(Beginning of INFORMATION)

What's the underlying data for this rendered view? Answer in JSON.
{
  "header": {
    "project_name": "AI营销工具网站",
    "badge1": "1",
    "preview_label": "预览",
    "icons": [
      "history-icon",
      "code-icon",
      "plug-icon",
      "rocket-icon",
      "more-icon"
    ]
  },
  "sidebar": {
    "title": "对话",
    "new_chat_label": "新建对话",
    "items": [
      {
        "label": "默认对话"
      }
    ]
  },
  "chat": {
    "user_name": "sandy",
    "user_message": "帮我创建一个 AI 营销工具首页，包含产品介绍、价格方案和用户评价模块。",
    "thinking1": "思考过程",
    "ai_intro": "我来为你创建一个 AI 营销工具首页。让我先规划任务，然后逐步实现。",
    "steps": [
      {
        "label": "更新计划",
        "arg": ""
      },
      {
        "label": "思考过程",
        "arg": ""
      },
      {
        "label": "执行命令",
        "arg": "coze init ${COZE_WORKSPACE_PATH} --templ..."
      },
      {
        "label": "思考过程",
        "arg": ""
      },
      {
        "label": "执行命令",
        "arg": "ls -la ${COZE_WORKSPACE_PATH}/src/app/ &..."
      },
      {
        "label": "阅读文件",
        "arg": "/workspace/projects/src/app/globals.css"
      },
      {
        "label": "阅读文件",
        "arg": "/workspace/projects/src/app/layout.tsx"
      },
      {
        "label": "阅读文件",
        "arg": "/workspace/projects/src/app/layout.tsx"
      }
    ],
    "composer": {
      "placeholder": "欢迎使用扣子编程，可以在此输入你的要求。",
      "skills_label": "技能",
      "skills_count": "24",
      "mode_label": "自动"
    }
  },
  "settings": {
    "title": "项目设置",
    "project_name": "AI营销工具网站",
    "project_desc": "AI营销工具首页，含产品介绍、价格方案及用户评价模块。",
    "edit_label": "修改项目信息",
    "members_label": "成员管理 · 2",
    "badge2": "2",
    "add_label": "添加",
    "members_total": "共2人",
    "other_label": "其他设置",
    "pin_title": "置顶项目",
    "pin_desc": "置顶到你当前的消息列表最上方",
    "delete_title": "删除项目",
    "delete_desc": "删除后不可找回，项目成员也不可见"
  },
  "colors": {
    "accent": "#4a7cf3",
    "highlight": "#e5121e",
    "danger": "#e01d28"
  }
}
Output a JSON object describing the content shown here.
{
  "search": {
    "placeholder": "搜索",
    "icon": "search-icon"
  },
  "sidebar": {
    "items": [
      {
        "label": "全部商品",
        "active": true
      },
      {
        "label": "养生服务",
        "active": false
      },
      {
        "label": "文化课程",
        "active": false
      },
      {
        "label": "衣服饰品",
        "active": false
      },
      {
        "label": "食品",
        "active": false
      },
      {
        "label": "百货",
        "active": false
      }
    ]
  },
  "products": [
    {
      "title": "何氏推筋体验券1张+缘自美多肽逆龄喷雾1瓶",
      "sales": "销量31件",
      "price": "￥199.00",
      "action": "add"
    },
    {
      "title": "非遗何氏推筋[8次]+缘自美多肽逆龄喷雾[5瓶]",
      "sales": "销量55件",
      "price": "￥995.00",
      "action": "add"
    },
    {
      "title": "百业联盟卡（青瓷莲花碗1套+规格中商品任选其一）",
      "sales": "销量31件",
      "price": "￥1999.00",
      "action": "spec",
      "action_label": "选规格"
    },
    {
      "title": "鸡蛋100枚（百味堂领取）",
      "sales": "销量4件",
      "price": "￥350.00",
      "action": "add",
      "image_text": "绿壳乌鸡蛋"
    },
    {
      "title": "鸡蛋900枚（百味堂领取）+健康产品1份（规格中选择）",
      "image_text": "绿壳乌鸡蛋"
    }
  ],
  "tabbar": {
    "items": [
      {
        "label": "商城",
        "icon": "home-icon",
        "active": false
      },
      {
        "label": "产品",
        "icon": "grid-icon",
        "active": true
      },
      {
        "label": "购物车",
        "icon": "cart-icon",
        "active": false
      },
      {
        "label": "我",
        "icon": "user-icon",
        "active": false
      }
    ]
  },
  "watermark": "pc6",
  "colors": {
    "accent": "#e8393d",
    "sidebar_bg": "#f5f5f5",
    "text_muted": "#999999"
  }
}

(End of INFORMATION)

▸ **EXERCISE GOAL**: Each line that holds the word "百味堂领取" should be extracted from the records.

▸ **SOLUTION TO THIS TASK**:
      "title": "鸡蛋100枚（百味堂领取）",
      "title": "鸡蛋900枚（百味堂领取）+健康产品1份（规格中选择）",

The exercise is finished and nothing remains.